A drug, broadly speaking, is any substance that, when absorbed into the body of a living organism, alters normal bodily function. There is no single, precise definition, as there are different meanings in drug control law, government regulations, medicine, and colloquial usage.

In pharmacology, Dictionary.com defines a drug as "a chemical substance used in the treatment, cure, prevention, or diagnosis of disease or used to otherwise enhance physical or mental well-being." Drugs may be prescribed for a limited duration, or on a regular basis for chronic disorders.

Recreational drugs are chemical substances that affect the central nervous system, such as opioids or hallucinogens. They may be used for perceived beneficial effects on perception, consciousness, personality, and behavior. Some drugs can cause addiction and habituation.

Drugs are usually distinguished from endogenous biochemicals by being introduced from outside the organism.[citation needed] For example, insulin is a hormone that is synthesized in the body; it is called a hormone when it is synthesized by the pancreas inside the body, but if it is introduced into the body from outside, it is called a drug.[citation needed]
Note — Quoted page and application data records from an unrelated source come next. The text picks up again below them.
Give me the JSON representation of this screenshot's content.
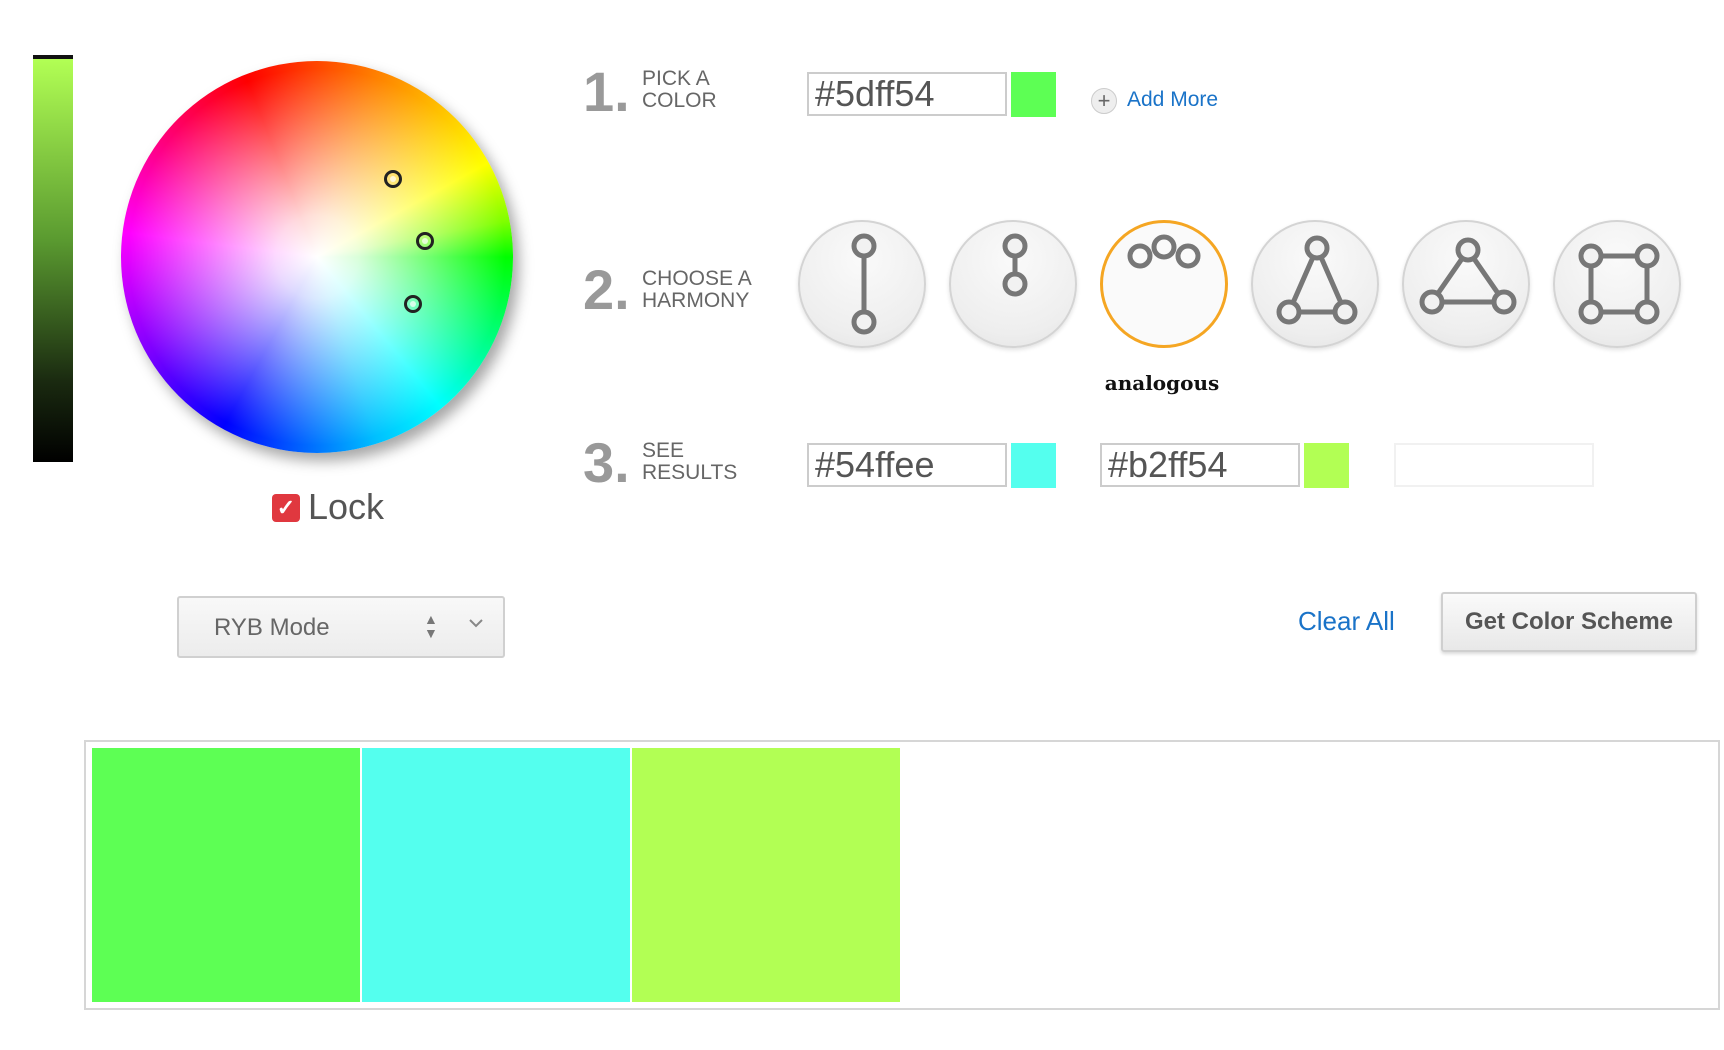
{
  "wheel": {
    "lock_label": "Lock",
    "markers": [
      {
        "hex": "#5dff54"
      },
      {
        "hex": "#b2ff54"
      },
      {
        "hex": "#54ffee"
      }
    ]
  },
  "value_bar": {
    "top_color": "#b2ff54",
    "bottom_color": "#000000"
  },
  "steps": {
    "pick": {
      "number": "1.",
      "label_line1": "PICK A",
      "label_line2": "COLOR",
      "hex": "#5dff54",
      "swatch": "#5dff54",
      "add_more": "Add More"
    },
    "harmony": {
      "number": "2.",
      "label_line1": "CHOOSE A",
      "label_line2": "HARMONY",
      "options": [
        "complementary-line-icon",
        "short-line-icon",
        "analogous-icon",
        "triangle-icon",
        "wide-triangle-icon",
        "square-icon"
      ],
      "selected_index": 2,
      "selected_caption": "analogous"
    },
    "results": {
      "number": "3.",
      "label_line1": "SEE",
      "label_line2": "RESULTS",
      "colors": [
        {
          "hex": "#54ffee",
          "swatch": "#54ffee"
        },
        {
          "hex": "#b2ff54",
          "swatch": "#b2ff54"
        }
      ],
      "empty_slot": ""
    }
  },
  "mode_select": {
    "value": "RYB Mode"
  },
  "actions": {
    "clear_all": "Clear All",
    "get_scheme": "Get Color Scheme"
  },
  "palette": [
    "#5dff54",
    "#54ffee",
    "#b2ff54"
  ],
  "colors": {
    "link": "#1a73c8",
    "selected_ring": "#f5a623",
    "lock_red": "#e0383f"
  }
}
Many natural substances such as beers, wines, and some mushrooms, blur the line between food and drugs, as when ingested they affect the functioning of both mind and body.

This text uses material from Wikipedia, licensed under CC BY-SA